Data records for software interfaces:
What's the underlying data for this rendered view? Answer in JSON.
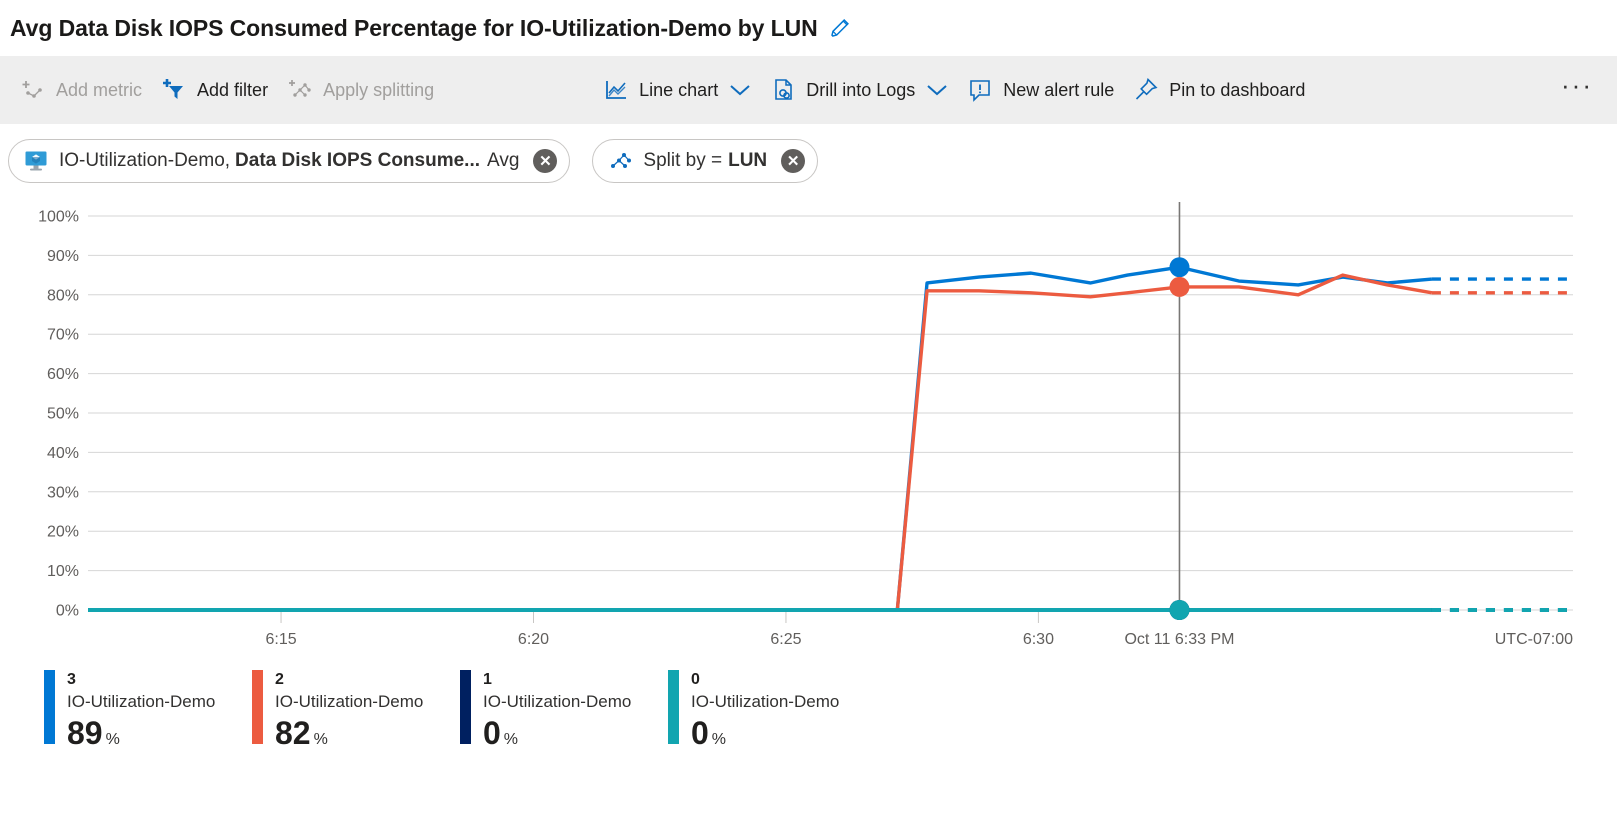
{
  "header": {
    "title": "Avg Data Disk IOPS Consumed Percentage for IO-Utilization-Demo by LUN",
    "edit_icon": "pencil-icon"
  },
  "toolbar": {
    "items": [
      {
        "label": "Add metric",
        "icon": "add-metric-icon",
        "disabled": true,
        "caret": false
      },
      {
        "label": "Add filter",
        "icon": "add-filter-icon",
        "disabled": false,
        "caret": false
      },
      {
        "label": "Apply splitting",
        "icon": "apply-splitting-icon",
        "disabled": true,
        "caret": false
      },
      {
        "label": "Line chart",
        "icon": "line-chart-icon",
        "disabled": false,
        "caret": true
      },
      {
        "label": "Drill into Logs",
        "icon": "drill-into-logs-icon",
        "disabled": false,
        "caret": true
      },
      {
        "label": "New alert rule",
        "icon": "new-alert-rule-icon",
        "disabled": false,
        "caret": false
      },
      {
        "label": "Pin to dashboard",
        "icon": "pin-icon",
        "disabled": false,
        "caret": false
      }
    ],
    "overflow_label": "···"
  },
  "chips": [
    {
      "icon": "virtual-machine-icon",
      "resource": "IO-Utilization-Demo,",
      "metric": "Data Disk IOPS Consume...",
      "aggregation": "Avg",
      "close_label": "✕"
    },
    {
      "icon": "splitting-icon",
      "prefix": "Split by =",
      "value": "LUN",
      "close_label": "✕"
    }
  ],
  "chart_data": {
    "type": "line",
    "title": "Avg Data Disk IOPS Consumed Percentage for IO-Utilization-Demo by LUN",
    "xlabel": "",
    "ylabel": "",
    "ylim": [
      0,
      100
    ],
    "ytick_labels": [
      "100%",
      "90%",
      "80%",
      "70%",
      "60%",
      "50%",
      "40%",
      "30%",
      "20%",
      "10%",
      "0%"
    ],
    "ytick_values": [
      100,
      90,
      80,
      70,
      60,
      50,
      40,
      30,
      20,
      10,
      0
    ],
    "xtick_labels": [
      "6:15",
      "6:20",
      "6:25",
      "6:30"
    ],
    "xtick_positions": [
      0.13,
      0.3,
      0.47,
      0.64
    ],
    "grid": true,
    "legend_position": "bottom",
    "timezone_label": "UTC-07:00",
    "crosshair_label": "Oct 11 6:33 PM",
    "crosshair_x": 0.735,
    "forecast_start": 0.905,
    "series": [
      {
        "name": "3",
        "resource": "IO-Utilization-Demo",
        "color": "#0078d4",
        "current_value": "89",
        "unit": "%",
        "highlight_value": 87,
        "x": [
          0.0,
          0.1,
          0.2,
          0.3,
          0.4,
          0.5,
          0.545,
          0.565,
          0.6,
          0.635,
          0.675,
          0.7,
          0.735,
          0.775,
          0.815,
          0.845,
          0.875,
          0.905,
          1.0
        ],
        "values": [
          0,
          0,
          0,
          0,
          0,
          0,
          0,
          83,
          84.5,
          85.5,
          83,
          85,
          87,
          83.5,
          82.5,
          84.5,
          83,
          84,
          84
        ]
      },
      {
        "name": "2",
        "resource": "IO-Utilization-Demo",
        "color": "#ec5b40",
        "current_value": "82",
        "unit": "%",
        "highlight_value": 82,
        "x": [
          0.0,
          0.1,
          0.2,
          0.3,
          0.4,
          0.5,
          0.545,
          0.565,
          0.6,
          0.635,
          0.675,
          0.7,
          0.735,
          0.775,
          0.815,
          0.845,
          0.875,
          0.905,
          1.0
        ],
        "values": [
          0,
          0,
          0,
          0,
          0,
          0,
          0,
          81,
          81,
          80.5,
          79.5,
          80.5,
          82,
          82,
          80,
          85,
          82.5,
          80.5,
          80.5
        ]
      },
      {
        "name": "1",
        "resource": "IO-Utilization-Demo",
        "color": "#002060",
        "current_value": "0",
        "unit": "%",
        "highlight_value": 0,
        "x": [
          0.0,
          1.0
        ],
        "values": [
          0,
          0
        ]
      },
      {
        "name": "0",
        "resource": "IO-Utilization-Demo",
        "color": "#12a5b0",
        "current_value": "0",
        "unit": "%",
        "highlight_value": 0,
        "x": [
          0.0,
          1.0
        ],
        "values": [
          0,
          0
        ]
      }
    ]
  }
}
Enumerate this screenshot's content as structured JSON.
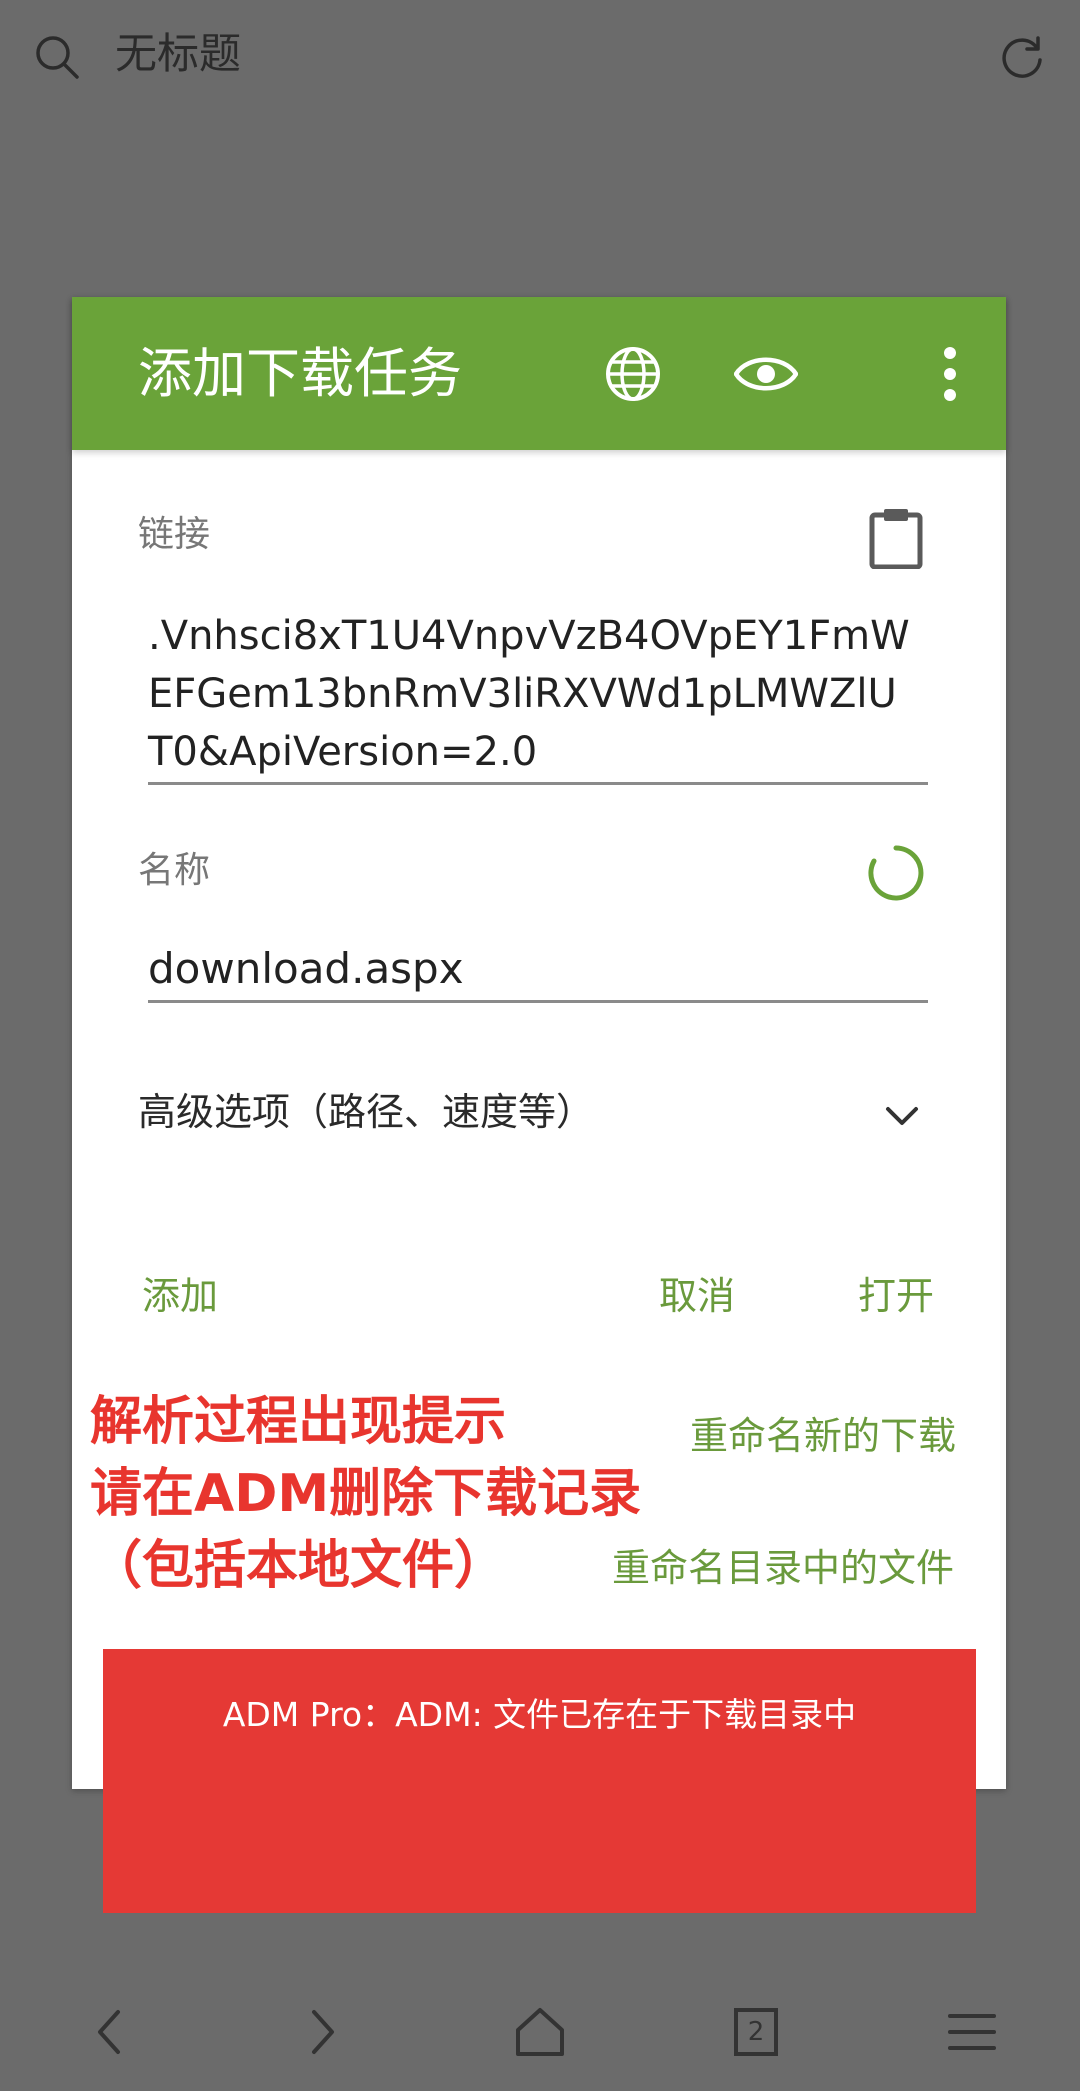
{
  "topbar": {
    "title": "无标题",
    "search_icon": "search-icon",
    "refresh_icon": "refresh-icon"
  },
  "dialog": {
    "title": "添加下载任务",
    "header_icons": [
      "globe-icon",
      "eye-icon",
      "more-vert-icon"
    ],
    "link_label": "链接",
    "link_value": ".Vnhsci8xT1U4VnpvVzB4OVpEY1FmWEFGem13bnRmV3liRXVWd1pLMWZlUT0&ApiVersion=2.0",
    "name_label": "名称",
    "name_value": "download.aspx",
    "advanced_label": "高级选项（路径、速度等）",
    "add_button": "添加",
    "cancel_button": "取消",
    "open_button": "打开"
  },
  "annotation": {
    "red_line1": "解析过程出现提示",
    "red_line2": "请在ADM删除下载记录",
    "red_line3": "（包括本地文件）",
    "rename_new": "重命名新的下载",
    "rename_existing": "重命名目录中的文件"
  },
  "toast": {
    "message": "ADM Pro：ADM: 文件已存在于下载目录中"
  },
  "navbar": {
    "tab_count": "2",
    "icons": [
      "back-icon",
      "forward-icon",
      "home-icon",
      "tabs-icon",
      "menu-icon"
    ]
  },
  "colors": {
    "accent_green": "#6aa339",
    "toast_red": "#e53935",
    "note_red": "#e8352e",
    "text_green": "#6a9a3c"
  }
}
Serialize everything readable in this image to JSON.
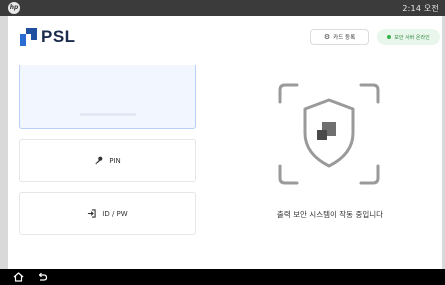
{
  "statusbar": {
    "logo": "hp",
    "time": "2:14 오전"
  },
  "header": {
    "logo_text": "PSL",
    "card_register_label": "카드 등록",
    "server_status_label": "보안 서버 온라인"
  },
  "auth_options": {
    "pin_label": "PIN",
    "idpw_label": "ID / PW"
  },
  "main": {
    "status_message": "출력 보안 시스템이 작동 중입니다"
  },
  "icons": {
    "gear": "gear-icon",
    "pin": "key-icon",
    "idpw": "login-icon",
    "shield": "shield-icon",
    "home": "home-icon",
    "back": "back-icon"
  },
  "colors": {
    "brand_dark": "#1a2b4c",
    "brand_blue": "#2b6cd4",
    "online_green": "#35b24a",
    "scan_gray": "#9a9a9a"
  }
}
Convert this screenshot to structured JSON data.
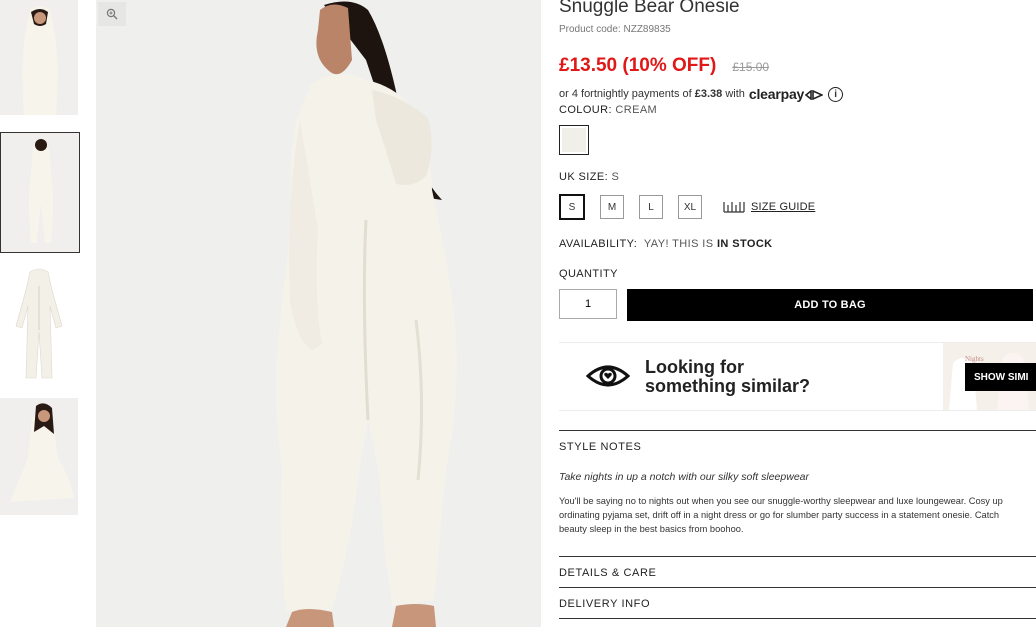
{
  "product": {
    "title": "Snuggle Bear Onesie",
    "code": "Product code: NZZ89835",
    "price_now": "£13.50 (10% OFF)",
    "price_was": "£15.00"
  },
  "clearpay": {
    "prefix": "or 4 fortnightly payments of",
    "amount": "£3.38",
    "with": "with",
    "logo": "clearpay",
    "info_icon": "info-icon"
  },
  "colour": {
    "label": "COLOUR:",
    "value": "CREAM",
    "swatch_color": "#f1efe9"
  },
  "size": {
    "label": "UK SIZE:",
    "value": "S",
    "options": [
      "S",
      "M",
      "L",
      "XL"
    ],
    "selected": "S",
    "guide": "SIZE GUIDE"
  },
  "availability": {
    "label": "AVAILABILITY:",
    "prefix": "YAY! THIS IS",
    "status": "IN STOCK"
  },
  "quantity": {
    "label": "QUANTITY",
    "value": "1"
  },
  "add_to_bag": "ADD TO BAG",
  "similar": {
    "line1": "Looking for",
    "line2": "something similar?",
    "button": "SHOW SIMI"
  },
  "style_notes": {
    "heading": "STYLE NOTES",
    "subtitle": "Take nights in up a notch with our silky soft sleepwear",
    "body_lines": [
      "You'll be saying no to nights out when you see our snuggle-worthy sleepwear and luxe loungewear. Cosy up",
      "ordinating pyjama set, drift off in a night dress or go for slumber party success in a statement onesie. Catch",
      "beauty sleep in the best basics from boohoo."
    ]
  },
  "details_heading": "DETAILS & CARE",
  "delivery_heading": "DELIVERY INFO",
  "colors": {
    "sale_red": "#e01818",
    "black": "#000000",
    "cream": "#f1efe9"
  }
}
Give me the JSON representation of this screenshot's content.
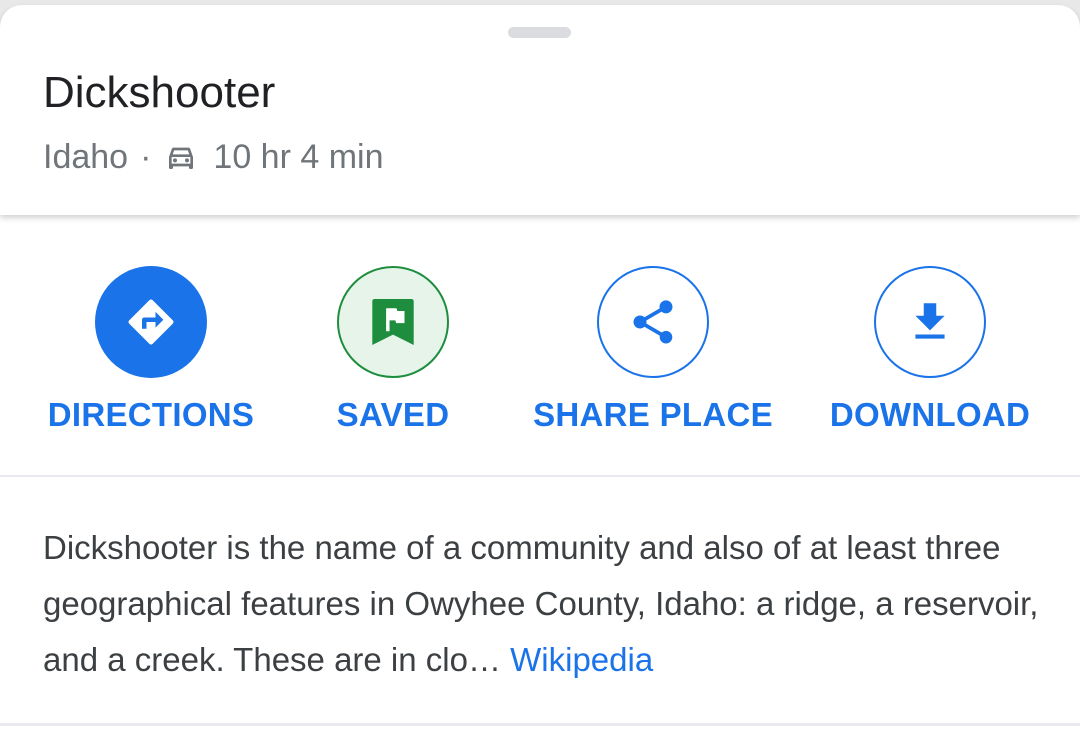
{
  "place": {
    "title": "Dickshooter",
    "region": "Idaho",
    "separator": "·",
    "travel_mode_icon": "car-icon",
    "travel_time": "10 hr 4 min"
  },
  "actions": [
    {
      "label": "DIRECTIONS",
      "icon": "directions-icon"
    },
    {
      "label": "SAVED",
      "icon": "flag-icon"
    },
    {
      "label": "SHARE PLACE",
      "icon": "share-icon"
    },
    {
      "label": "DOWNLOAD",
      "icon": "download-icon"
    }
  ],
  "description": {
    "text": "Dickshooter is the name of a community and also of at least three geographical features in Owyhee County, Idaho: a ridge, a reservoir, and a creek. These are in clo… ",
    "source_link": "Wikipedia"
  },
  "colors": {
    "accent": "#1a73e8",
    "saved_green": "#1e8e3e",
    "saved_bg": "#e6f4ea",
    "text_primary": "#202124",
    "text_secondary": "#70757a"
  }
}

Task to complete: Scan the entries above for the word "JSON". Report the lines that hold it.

Task answer:
What's the underlying data for this rendered view? Answer in JSON.
Enumerate this screenshot's content as structured JSON.
Serialize everything readable in this image to JSON.
Convert this screenshot to structured JSON data.
Give me the JSON representation of this screenshot's content.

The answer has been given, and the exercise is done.